TASK OBJECTIVE: Pull every line holding the word "right" from the data below and copy it.

RECORDS SUPPLIED:
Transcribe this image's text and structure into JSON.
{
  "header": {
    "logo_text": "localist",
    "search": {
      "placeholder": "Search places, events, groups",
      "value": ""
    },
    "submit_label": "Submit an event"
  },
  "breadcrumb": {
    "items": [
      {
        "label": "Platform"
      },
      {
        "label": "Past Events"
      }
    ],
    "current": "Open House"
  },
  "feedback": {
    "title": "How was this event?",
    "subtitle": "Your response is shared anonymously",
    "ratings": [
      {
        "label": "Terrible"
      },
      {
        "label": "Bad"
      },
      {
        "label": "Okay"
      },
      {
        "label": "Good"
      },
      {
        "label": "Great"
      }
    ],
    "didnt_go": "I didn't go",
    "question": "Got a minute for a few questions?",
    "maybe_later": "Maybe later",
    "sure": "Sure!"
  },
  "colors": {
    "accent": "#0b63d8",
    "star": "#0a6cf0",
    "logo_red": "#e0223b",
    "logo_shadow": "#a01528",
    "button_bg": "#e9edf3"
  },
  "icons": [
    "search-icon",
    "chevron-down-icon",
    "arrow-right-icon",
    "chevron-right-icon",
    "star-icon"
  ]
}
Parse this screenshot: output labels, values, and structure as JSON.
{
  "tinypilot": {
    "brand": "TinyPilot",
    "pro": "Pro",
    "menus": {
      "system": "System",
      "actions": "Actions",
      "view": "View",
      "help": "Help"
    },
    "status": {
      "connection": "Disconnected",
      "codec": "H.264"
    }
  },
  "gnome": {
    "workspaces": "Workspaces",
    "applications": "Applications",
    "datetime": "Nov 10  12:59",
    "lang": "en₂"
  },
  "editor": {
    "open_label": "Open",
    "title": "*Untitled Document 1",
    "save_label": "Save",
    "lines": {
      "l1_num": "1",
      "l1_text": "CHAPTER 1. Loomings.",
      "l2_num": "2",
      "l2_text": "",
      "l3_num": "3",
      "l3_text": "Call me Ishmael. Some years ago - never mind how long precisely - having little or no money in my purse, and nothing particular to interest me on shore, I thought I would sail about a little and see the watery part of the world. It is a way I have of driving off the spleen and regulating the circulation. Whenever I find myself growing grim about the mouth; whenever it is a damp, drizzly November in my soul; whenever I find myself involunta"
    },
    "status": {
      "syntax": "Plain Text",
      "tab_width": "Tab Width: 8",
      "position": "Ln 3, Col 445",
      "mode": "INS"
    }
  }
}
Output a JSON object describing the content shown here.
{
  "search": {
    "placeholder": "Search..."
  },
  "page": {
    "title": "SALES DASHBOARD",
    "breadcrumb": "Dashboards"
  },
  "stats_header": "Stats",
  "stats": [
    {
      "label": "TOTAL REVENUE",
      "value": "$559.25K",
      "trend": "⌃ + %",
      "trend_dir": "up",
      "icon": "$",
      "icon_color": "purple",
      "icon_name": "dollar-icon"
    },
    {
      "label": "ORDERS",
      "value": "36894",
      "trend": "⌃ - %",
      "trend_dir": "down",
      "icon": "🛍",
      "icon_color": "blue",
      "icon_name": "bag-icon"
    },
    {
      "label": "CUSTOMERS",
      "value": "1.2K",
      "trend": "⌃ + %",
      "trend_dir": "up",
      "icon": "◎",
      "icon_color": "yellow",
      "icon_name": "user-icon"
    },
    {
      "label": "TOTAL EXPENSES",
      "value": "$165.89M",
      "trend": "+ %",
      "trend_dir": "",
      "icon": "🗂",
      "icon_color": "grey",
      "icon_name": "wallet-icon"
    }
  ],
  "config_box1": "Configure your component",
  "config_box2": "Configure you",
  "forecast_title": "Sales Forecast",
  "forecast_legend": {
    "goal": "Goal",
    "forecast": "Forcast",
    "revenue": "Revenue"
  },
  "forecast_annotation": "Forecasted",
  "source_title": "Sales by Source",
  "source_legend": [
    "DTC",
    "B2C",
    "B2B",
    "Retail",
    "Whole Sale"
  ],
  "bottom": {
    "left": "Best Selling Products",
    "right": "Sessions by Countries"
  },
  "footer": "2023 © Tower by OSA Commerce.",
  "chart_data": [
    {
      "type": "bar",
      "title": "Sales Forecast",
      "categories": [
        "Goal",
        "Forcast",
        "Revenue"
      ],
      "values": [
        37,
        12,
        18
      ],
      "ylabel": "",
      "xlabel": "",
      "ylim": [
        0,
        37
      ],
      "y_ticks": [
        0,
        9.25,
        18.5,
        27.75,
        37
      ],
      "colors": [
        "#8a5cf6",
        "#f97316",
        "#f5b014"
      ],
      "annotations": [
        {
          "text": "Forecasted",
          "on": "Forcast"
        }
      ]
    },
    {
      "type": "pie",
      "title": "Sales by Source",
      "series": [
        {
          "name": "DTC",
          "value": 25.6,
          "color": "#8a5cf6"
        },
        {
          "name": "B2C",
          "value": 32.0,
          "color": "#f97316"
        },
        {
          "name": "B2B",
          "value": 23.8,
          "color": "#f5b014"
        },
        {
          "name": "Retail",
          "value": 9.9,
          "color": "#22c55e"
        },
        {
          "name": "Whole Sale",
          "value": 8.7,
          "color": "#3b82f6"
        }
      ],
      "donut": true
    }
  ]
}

EXERCISE OUTPUT:
    "arrow-right-icon",
    "chevron-right-icon",
    "right": "Sessions by Countries"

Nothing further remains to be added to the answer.